▼▼▼
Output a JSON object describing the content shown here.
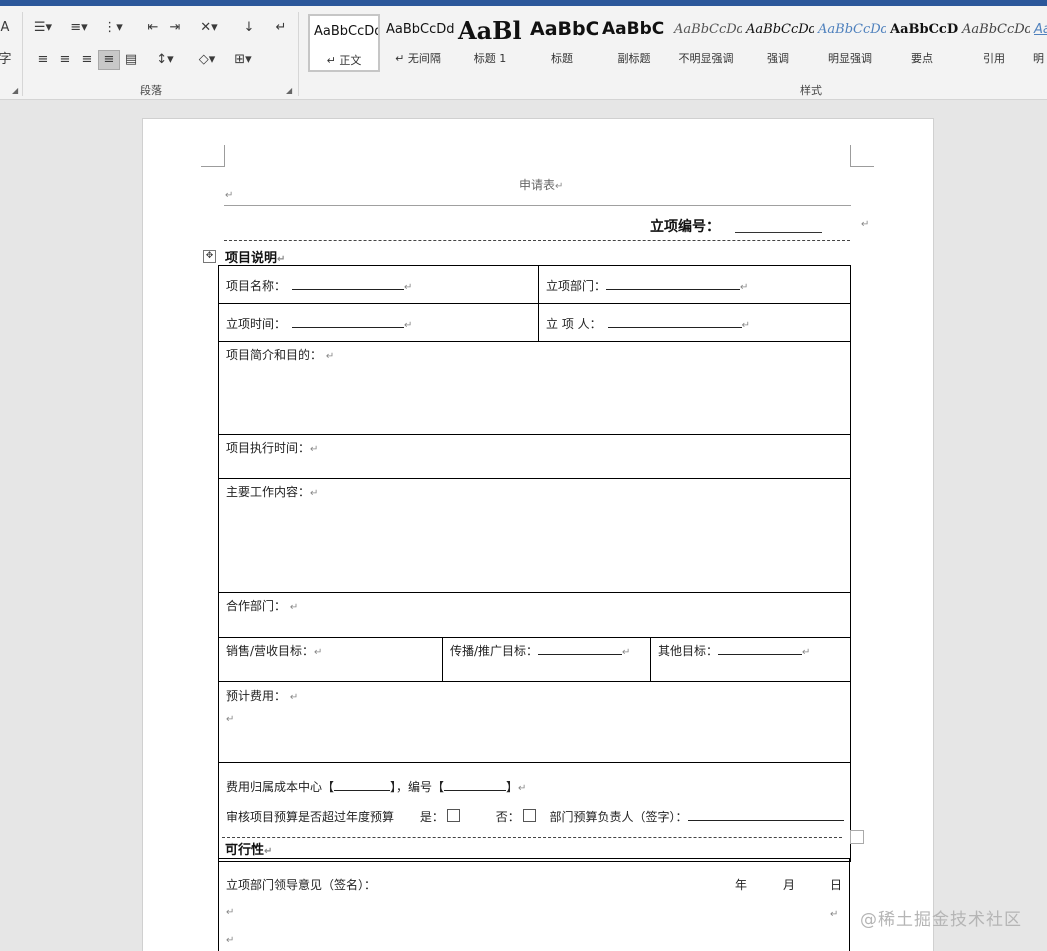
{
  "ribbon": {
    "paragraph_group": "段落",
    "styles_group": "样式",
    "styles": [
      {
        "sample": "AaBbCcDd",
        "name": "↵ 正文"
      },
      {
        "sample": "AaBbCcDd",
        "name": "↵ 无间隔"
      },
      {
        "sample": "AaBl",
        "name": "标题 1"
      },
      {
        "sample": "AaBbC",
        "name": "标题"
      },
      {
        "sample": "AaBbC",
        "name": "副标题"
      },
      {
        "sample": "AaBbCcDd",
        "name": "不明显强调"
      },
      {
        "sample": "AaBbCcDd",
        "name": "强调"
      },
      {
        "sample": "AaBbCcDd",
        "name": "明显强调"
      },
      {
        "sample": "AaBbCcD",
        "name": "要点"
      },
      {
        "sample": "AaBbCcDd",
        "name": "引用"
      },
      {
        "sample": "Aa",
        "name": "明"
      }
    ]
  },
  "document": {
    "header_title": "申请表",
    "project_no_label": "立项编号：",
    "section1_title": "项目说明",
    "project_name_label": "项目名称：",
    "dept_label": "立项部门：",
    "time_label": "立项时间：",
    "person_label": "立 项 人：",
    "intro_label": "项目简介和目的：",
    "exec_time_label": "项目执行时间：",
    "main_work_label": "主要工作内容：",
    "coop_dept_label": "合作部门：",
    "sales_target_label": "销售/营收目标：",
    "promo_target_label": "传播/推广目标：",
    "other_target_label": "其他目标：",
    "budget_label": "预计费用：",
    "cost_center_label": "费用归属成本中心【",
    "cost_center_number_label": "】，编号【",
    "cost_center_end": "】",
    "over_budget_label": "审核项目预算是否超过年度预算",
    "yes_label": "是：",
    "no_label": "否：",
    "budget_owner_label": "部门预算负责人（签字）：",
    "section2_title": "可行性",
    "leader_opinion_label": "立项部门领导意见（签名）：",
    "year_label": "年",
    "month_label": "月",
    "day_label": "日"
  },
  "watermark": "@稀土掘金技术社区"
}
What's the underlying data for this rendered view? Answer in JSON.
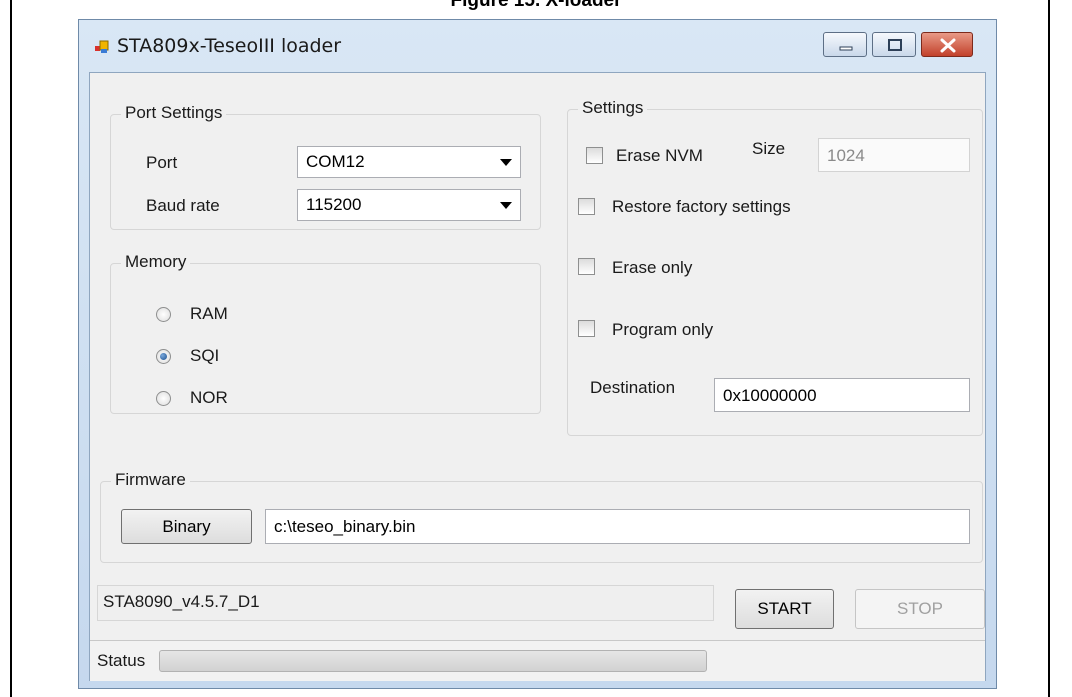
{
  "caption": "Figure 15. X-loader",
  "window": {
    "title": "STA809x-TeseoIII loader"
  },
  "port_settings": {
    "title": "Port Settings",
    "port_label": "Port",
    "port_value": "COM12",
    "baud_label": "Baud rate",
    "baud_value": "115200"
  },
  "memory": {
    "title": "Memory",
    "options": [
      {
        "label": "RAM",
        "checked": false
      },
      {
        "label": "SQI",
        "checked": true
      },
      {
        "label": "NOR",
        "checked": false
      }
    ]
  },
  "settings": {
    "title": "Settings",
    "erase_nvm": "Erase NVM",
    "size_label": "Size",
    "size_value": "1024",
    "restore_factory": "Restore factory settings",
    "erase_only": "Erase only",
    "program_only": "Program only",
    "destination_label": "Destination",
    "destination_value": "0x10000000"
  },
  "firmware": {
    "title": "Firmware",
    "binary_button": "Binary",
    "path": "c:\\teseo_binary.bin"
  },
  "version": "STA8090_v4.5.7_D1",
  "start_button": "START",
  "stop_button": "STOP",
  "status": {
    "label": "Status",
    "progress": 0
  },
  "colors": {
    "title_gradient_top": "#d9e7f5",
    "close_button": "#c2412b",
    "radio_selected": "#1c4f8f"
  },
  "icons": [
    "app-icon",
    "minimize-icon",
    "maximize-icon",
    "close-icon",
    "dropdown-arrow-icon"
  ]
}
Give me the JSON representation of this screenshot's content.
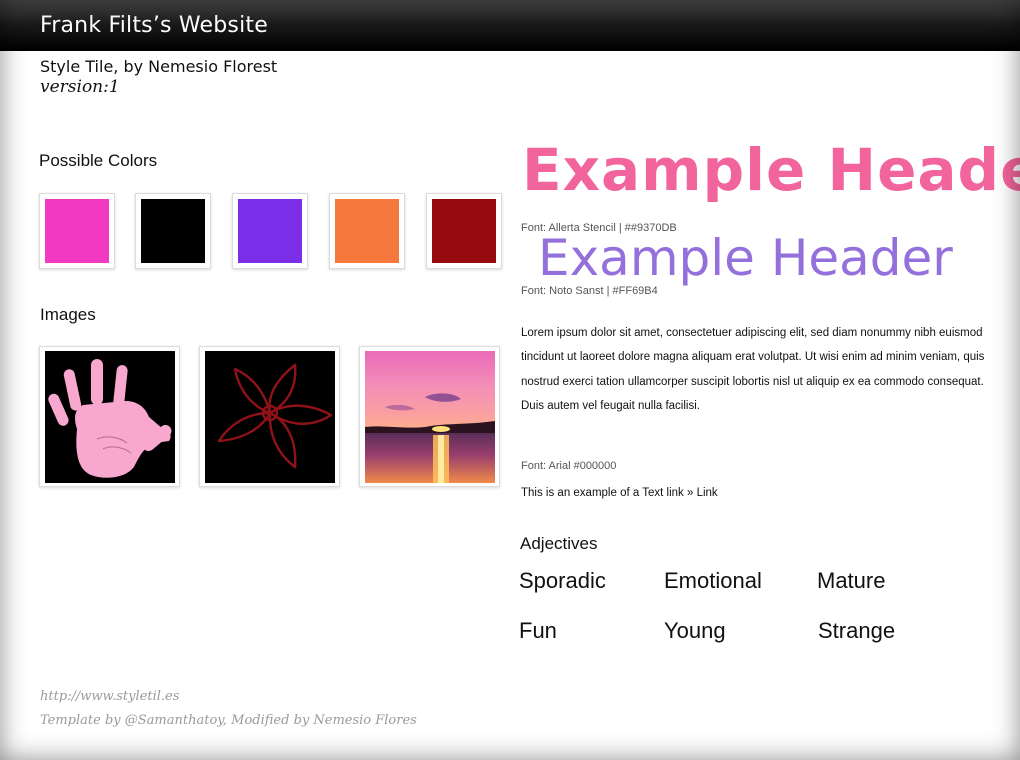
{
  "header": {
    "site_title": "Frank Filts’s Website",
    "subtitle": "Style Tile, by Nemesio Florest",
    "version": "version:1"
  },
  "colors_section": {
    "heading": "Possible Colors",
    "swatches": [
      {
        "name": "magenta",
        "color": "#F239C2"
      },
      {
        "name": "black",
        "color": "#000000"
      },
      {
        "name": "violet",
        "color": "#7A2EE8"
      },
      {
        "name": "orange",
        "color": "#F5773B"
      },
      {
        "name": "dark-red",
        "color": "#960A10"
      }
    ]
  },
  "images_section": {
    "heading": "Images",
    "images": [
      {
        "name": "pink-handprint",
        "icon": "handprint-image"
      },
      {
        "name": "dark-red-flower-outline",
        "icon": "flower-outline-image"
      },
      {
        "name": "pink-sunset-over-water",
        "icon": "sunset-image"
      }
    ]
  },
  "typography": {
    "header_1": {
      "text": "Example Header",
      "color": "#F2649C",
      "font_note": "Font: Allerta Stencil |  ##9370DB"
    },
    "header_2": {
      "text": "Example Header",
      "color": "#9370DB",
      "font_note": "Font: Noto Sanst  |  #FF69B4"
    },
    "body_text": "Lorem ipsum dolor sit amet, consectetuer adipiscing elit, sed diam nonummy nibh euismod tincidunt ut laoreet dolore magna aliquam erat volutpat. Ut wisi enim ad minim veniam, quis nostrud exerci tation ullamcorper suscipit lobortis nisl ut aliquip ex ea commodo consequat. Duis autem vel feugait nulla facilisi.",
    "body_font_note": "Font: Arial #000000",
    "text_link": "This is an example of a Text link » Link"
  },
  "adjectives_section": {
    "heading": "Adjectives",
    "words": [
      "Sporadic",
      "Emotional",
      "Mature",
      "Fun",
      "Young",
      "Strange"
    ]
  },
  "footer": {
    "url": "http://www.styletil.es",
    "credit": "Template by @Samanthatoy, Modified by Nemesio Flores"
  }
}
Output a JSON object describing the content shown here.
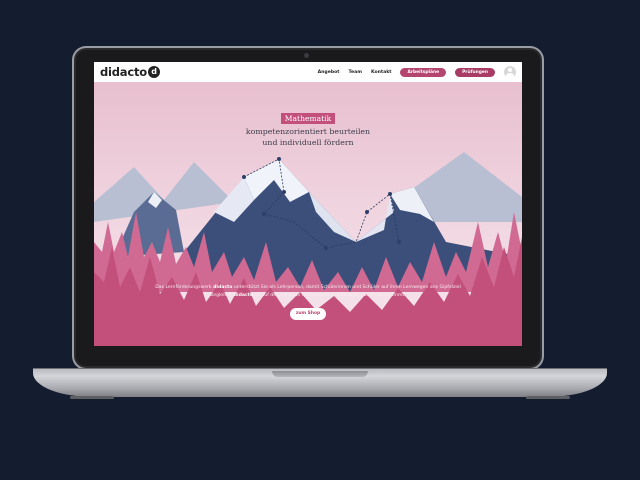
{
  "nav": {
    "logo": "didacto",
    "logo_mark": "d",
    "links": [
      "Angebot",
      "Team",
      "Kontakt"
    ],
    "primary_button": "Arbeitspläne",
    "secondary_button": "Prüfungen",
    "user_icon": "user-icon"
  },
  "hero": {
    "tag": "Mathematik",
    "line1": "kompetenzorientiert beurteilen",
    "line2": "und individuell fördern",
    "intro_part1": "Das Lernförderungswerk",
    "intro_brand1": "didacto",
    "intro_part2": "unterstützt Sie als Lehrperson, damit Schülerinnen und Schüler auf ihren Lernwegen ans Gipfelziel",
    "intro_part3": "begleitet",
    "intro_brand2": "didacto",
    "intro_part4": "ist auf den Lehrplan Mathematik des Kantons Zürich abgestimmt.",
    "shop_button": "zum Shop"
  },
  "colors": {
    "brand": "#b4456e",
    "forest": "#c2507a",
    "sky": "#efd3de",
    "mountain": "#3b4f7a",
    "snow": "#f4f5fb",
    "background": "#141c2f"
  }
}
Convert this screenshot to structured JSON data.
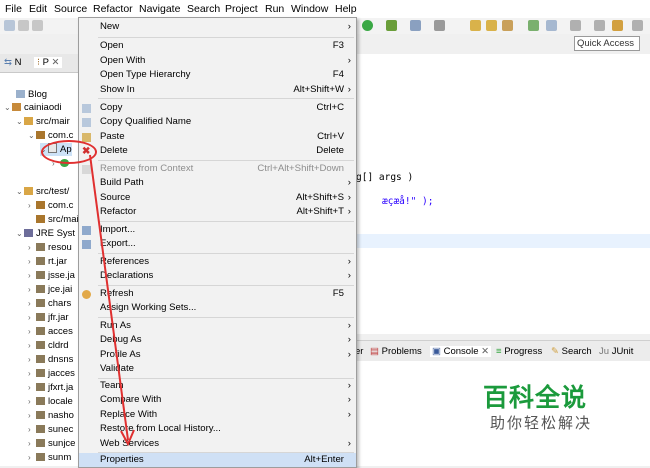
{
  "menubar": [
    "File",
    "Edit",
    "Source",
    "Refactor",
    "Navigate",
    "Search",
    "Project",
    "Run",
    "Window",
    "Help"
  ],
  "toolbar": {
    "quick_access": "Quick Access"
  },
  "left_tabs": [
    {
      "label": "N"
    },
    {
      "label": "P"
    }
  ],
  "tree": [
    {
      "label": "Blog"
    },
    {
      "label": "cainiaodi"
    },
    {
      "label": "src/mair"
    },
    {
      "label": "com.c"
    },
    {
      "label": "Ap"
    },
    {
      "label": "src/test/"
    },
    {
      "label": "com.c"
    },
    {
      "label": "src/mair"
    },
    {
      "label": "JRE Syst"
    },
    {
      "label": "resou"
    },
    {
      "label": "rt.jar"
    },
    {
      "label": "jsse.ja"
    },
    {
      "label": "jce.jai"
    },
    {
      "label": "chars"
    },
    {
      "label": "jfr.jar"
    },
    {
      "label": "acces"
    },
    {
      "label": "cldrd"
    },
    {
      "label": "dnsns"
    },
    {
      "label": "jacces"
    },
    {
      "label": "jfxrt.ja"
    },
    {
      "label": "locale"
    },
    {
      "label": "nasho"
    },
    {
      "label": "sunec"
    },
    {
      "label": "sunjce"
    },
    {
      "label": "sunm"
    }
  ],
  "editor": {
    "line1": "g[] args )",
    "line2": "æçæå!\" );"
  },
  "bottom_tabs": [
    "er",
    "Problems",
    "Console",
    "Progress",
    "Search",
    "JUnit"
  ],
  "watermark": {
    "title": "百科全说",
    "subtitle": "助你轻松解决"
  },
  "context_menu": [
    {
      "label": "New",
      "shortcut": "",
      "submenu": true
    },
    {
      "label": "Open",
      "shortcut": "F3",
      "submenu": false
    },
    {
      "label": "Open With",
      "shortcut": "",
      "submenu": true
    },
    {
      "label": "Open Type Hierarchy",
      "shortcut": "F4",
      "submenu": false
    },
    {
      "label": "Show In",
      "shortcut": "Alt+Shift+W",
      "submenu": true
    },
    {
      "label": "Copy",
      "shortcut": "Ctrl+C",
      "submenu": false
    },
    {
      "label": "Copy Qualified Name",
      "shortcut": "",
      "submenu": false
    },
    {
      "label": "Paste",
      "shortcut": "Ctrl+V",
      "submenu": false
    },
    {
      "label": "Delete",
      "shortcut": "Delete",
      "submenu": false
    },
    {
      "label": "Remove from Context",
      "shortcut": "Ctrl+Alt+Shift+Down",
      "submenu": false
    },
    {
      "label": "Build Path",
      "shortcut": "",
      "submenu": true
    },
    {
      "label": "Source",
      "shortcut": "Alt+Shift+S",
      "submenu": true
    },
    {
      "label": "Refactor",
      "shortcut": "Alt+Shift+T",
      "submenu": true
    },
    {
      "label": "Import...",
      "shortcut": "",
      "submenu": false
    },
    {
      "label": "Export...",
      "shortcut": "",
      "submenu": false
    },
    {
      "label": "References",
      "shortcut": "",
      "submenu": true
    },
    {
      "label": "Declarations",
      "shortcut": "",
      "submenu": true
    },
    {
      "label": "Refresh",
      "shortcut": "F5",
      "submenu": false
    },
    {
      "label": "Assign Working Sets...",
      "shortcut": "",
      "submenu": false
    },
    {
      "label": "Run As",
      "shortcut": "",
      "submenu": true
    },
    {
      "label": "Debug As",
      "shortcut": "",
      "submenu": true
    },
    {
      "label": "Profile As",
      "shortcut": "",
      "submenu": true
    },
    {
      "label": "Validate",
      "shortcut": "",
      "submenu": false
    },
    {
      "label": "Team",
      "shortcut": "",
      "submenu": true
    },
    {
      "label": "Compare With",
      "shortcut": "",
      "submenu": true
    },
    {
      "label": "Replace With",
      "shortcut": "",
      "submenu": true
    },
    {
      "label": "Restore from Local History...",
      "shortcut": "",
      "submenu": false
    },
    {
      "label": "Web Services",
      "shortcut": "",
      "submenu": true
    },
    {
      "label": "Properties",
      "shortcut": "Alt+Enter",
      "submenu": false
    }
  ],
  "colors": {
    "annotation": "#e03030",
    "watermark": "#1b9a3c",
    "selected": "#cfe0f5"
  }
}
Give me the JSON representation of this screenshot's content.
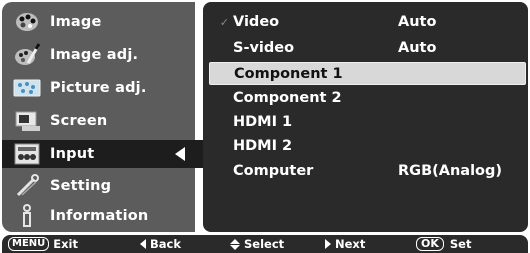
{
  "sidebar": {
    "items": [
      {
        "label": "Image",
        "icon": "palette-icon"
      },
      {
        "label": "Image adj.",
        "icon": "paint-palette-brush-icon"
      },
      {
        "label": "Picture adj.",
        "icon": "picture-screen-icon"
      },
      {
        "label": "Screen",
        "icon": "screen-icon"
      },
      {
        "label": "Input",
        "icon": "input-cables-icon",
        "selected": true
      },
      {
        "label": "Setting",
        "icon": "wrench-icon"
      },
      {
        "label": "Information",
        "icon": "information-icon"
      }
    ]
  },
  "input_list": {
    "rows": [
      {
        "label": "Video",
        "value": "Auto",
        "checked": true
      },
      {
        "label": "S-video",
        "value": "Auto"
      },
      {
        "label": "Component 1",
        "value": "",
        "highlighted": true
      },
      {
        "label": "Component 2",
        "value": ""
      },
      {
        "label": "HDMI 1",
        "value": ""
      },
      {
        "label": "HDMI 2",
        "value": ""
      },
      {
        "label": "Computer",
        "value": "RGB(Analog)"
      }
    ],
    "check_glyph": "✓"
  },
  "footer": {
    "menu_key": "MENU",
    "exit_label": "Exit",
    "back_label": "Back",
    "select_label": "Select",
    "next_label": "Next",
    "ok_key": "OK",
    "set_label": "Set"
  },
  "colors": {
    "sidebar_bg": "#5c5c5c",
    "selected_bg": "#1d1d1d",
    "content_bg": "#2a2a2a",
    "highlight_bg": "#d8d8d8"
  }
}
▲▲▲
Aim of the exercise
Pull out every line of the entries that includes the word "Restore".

Answer below
    "restore_factory": "Restore factory settings",
      "label": "Restore from Local History...",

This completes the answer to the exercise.